It’s a well-known fact that thousands of Australians died on the battlefield and never made it home for burial. Because of this, many cemeteries and memorials along the Western Front honor the fallen. Remembrance Day has become a day in which Australians travel to these battlefields and cemeteries to pay respects to the fallen.
The famous poem almost got thrown away.
The famous poem, "In Flanders Fields," was written by Canadian Lieutenant Colonel John McCrae. After he wrote it, he threw it away. A fellow soldier saved it and the rest, as they say, is history.
Other countries celebrate Remembrance Day
In addition to Australia, several other countries observe Remembrance Day on November 11 including the U.K., France, Belgium, Poland, and Canada. In the U.S., America’s version of Remembrance Day is celebrated on the last Monday in May and their version of Anzac Day is held on November 11.
The minutes of silence were suggested by an Australian.
Edward Honey, an Australian journalist working on Fleet Street, suggested that the fallen heroes of World War I be honored with two minutes of silence during Remembrance Day. The suggestion was then made to the British Cabinet by a South African statesman.
When the first anniversary of the armistice came around, King George V personally requested that the commonwealth nations observe two minutes of silence in honor of the fallen.
Remembering Those that Gave All
Remembrance Day is a solemn time to honor and remember the men and women who fought and died in the service of their country. While their lives may have ended on the battlefield, their courage and bravery will continue to live on through the centuries.
- “Anzac Day.” Commemorate, Australian War Memorial, 28 April 2021. awm.gov.au/commemoration/anzac-day.

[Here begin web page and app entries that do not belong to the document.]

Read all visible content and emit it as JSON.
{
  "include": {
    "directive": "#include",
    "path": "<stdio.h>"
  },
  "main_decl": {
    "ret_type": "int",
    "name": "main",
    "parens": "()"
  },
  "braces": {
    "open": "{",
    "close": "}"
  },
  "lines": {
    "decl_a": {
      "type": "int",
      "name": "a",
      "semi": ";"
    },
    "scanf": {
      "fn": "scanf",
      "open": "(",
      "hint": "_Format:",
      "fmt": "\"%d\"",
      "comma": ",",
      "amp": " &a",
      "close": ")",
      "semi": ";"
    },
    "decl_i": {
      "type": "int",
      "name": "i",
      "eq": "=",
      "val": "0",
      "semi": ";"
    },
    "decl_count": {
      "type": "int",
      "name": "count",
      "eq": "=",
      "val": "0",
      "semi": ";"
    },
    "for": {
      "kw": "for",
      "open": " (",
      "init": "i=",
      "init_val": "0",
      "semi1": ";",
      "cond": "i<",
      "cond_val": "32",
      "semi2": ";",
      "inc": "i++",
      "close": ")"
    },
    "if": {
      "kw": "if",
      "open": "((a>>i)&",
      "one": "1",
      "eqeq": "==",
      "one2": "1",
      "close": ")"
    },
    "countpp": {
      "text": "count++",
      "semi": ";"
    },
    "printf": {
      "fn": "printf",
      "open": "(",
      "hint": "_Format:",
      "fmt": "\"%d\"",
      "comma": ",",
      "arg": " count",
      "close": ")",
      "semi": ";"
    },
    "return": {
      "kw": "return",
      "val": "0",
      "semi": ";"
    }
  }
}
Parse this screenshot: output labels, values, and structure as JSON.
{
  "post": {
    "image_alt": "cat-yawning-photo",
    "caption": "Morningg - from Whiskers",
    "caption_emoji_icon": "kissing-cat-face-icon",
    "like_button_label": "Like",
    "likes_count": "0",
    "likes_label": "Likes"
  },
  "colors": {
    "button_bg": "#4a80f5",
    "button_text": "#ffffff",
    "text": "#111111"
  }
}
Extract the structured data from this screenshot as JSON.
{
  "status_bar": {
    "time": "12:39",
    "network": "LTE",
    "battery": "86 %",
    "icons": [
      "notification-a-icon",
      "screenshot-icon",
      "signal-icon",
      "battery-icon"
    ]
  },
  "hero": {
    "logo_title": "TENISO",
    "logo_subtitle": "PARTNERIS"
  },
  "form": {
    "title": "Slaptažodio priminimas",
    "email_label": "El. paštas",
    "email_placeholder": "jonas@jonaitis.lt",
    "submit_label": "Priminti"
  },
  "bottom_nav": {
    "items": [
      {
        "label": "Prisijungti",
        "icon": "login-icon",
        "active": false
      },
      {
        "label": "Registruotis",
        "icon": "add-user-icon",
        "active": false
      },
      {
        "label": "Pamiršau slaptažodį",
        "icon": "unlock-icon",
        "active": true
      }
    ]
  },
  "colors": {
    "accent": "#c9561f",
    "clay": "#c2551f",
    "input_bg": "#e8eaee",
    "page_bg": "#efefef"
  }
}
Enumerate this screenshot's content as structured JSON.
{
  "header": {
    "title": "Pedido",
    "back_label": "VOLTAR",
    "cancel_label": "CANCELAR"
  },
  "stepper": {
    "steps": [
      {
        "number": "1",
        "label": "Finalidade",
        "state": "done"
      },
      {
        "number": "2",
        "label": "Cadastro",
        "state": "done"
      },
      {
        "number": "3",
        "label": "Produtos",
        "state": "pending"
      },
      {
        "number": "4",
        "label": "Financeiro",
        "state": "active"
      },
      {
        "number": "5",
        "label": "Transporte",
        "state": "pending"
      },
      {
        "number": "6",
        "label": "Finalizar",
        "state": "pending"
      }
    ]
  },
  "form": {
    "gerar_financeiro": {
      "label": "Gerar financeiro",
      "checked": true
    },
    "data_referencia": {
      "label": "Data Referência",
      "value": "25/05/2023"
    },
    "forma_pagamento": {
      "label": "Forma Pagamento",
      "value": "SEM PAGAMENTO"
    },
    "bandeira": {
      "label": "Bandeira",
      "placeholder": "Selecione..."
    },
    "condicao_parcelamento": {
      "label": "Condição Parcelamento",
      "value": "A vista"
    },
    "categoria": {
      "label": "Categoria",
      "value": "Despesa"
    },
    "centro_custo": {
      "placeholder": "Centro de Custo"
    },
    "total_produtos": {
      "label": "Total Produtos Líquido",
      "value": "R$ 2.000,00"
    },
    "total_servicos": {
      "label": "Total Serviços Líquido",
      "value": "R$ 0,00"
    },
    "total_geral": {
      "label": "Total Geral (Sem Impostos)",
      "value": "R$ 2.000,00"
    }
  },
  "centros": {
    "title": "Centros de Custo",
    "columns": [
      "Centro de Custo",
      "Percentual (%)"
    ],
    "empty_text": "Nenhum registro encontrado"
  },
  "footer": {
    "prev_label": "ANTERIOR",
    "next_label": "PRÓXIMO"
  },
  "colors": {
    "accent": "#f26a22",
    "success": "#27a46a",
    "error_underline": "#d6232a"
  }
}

- “Ceremonial Customs.” Commemorate, Australian War Memorial, 24 December 2020. awm.gov.au/commemoration/customs-and-ceremony.
- “Gallipoli Landing.” Defining Moments, National Museum Australia, 13 April 2021. nma.gov.au/defining-moments/resources/gallipoli-landing.
- “Origins of Remembrance Day.” Remembrance Day, Australian War Memorial, 17 April 2020. awm.gov.au/commemoration/remembrance-day/traditions.